A place of dignity and beauty
Displays present hunting, gathering, healing, village life and music, but instead of representing these themes in a Western-style of cataloguing knowledge, they reflect San ways of thinking by using San quotations, plus film, sound and smell, to knit the various topics together. A 270-degree film and a soundscape of 24 hours in the Kalahari give visitors a feel for what it’s like in the San world.
“The new building is to be the Embassy of the San,” Irene had announced at the 2018 opening of the new centre. “A place of dignity and beauty where they can host meetings.” Inside and around the building are local indigenous plants that have been significant to people in this region for thousands of years.
“The issue of using water and resources sensibly is the story of the San, it is what enabled them to survive for thousands of years in the harshest parts of Southern Africa, and is not just a story for responsible tourism,’’ Michael says when I congratulate him on recent awards. !Khwa ttu scooped a Water Sustainability Award last year, as well as Social Responsibility Award and, this year, the Western Cape’s Cultural Affairs Award for the Best Museum Project, and a gold for Best Heritage Experience.
“It is intrinsic to !Khwa ttu, which was previously a wheat farm, that we follow an ecologically sustainable model of development and support the regeneration of the land. Our building carries the eco-message of know more, need less, and look after your resources, including your community,” Michael says.
Your story too
!Khwa ttu uses borehole water and solar electricity. It recycles, reuses and repurposes resources as efficiently as possible, and encourages visitors to use water sparingly, and utilise glass rather than plastic water bottles. Suitable food waste is fed to the chickens, which supply the restaurant with eggs.

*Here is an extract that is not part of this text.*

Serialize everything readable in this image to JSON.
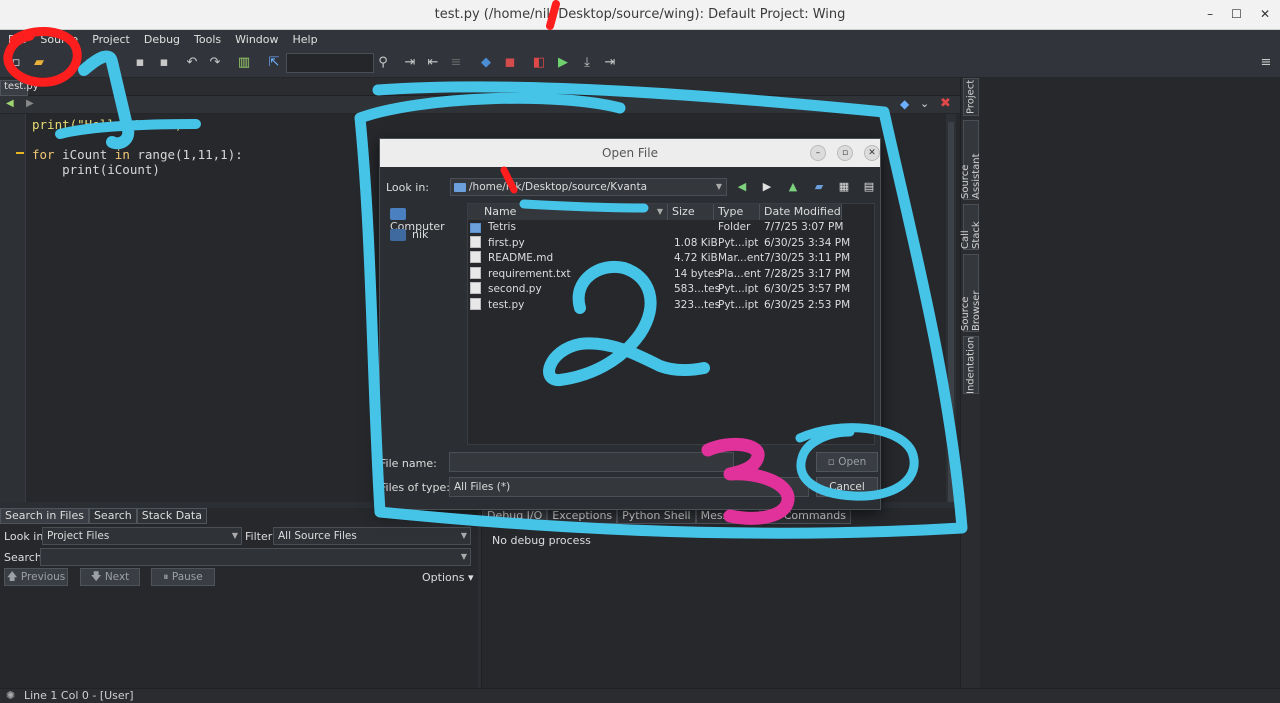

“From an employment perspective, the centre is deeply embedded in the local community, buying all its food and resources from the immediate region whenever possible,” explains Michael. “This is a critical part of presenting the San story in a wider ecological framework of living well from what is around you. It’s a message linked to ‘place-based education’, our educational philosophy in which a healthy community and healthy environment go hand in hand.”
Irene passed away in February 2019, almost exactly 20 years after she initiated the !Khwa ttu project, one she was as proud of as are the !Khwa ttu team and the San people. Whether you are local or a visitor to the Cape, looking for a solitary retreat or an active escape, a visit to !Khwa ttu will be a moving experience. Because, in the words of Dr Chris Low, “The San’s story is a story of human origins, of beginnings. As such, it is your story too.”
Pictures Shaen Adey and Karin Schermbrucker